To be clear, he was suggesting that Apple is paying for every one of its stores’ employees to be tested every week. Even though those employees can’t infect colleagues or customers.
Apple. A company that manufactures products in China to take advantage of the painfully low minimum wages there. A company that had to install “suicide nets” because too many workers were jumping off the roof.
Yep, definitely sounds like a company that would care enough to spend millions of dollars testing at-home employees.
I tweeted Apple to see if I could get them to officially repudiate his claim, so I kept talking to him for a bit to see if I could do a gotcha. Alas, no response. But in the meantime he asked again to meet that night. Sigh.
I tried to jokingly demur that meeting would require me to put effort into my look. He said not to worry about that. I said no, I’d have to at least shower and wash my hair and that just sounded like too much work haha. He tried to insist it was fine, so I finally just asked him whether pressuring a woman to meet after she’d said no generally worked for him.
He backtracked quickly and said he was just presenting solutions to the obstacles I mentioned. Ignoring that I’d said no to meeting so soon earlier in the conversation. Whee.
When we’re not mired in a quasi-apocalypse, choosing a guy is relatively easy. You chat a bit with a few guys, narrow down some promising candidates, and then go on some dates to see how you click with them in person. Then choose the one who works best. Or if you’re me, just keep seeing the ones you like.
Now you have to try to figure out which guys are trustworthy, which ones you’ll click with in person and then try to figure out who is the best, safest choice — all without actually meeting.

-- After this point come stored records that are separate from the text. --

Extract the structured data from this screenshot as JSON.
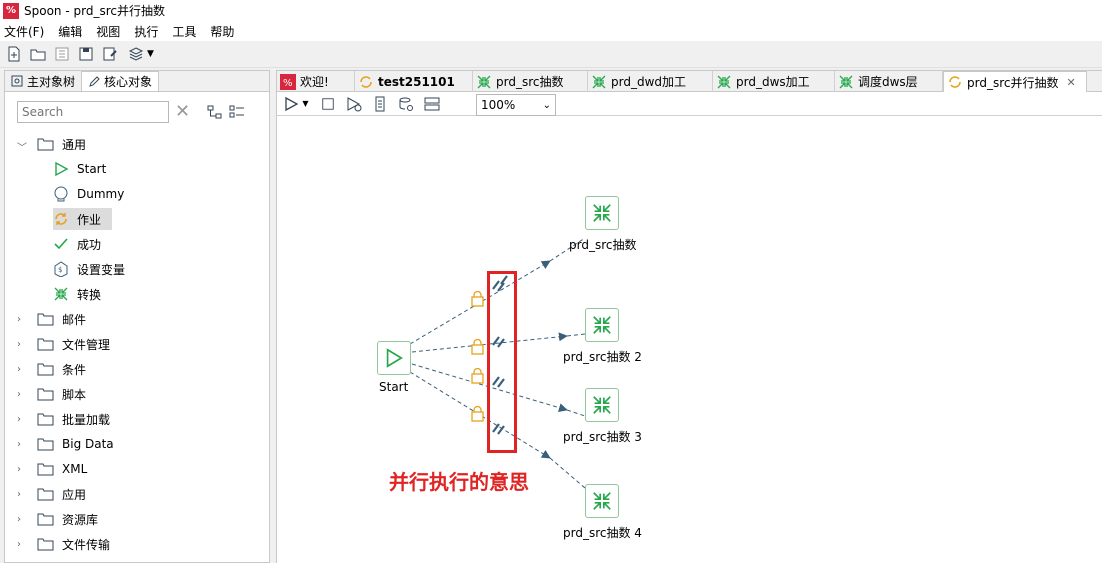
{
  "window": {
    "title": "Spoon - prd_src并行抽数",
    "icon": "spoon-app-icon"
  },
  "menu": [
    "文件(F)",
    "编辑",
    "视图",
    "执行",
    "工具",
    "帮助"
  ],
  "left_tabs": [
    {
      "label": "主对象树",
      "icon": "tree-icon"
    },
    {
      "label": "核心对象",
      "icon": "pencil-icon"
    }
  ],
  "search": {
    "placeholder": "Search"
  },
  "tree": {
    "general": "通用",
    "children": [
      "Start",
      "Dummy",
      "作业",
      "成功",
      "设置变量",
      "转换"
    ],
    "folders": [
      "邮件",
      "文件管理",
      "条件",
      "脚本",
      "批量加载",
      "Big Data",
      "XML",
      "应用",
      "资源库",
      "文件传输"
    ]
  },
  "tabs": [
    {
      "label": "欢迎!"
    },
    {
      "label": "test251101"
    },
    {
      "label": "prd_src抽数"
    },
    {
      "label": "prd_dwd加工"
    },
    {
      "label": "prd_dws加工"
    },
    {
      "label": "调度dws层"
    },
    {
      "label": "prd_src并行抽数"
    }
  ],
  "zoom": "100%",
  "canvas": {
    "start_label": "Start",
    "targets": [
      "prd_src抽数",
      "prd_src抽数 2",
      "prd_src抽数 3",
      "prd_src抽数 4"
    ],
    "annotation": "并行执行的意思"
  },
  "colors": {
    "accent_red": "#e02424",
    "node_green": "#23a84a",
    "hop_blue": "#3a5f7a",
    "lock_orange": "#e8a11a"
  }
}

And for obvious reasons, if that doesn’t work, you probably need to wait two weeks before meeting the next one. And that’s not even taking into account that they now estimate that 40% of cases are asymptomatic. So even 14 days with no symptoms doesn’t guarantee you’re not a plague-bearer.
I guess if you meet with masks and stay six feet apart, you could meet with multiple guys in short order. But at that distance and with half your face covered, I personally don’t think that tells you anything more than a video chat does. And at least in a video chat you can see what they look like (as in, whether the profile pictures were accurate).
I’m well aware I might get some grief for even thinking about dating — especially while Phoenix is a hot spot.
I know it’s smarter to stay alone. especially while things are bad. But this spike is going to go on for many weeks. Frankly, I think that as things die down and we reopen, people are still going to go back to bars and clubs and other generally packed areas. I don’t trust them to learn their lesson with just one spate of deaths and hospitalizations. I hope I’m wrong, but I don’t think I am.
We’re gonna be a hot spot for probably months. Again, would love to be wrong but…
And humans need other humans. Yeah, that’s kind of a cop-out. I’m sure technically I could make it until a vaccine/herd immunity. But it wouldn’t be pretty. So I’m choosing to try to be careful to try to mitigate risk and still explore dating in a COVID world.
I’ll have the details of my efforts thus far in part 2 which will be up next week.
Anyone else dumb enough to brave the dating sites?